ASSIGNMENT: Count up the lines below that hold "None", then give that count by itself.

[Element data from apps and pages]
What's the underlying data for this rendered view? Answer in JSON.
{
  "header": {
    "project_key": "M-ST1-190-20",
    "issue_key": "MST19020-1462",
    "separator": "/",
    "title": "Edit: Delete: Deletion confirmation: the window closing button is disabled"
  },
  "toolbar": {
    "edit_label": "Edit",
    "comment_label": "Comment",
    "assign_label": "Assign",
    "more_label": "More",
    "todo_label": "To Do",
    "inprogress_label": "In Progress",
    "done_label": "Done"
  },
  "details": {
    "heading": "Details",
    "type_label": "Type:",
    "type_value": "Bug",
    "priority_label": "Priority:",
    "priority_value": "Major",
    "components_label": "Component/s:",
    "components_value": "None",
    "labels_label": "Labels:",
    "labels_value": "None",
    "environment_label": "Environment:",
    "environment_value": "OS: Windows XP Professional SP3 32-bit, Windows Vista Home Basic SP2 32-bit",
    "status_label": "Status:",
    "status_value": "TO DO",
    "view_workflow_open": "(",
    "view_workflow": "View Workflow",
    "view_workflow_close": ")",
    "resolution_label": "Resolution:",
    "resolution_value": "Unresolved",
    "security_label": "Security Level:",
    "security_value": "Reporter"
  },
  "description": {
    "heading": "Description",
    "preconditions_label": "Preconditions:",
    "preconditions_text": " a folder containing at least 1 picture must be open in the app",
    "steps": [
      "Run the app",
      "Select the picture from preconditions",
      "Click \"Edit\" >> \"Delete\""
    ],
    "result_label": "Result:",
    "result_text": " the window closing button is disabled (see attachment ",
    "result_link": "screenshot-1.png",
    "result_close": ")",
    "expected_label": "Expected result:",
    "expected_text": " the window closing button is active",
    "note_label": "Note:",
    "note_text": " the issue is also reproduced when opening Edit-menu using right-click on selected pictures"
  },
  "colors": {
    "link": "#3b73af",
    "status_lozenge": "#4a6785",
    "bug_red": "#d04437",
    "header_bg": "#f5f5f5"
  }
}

TASK RESPONSE: 2